Published by Candlewick
Summary: Tola is the youngest of three children living with their grandmother in Lagos, Nigeria. Because of her size and place in the family, Tola is often told she is too small and works hard to prove otherwise. In the first story, she and Grandmommy go to the market and struggle to carry home all their purchases. Next, Tola helps her siblings get water when the water in the apartment isn’t working. She is almost thwarted by some older boys until some kind neighbors turn the tables on the bullies. Finally, Tola saves her friend the tailor when he breaks his leg. Tola has a talent with numbers, and she and her older brother bike all over Lagos to measure people for their new Easter and Eid outfits. Tola is rewarded by the tailor with the beautiful ruffled dress that she has dreamed about. 96 pages; grades 2-4.

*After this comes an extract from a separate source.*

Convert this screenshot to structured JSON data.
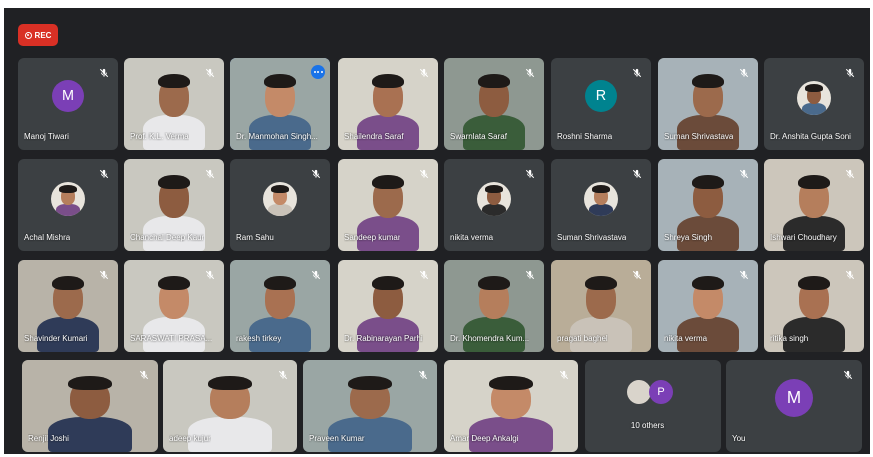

Pros: These tales are completely charming, both the stories and the illustrations. Tola and her family live in pretty impoverished circumstances, in a two-room apartment with unreliable water and electricity that is paid for by a father working in England. But her circumstances are described in a very matter-of-fact way, with a much greater emphasis on the love and caring of Tola’s family and community.
Cons: I was really hoping for a bit of backmatter on Lagos and Nigeria–at least a map.
I happened to listen to a TED talk recently that is the perfect complement to this book. If you have fifteen minutes, listen to The Danger of a Single Story by author Chimamanda Ngozi Adichie, who grew up in Lagos.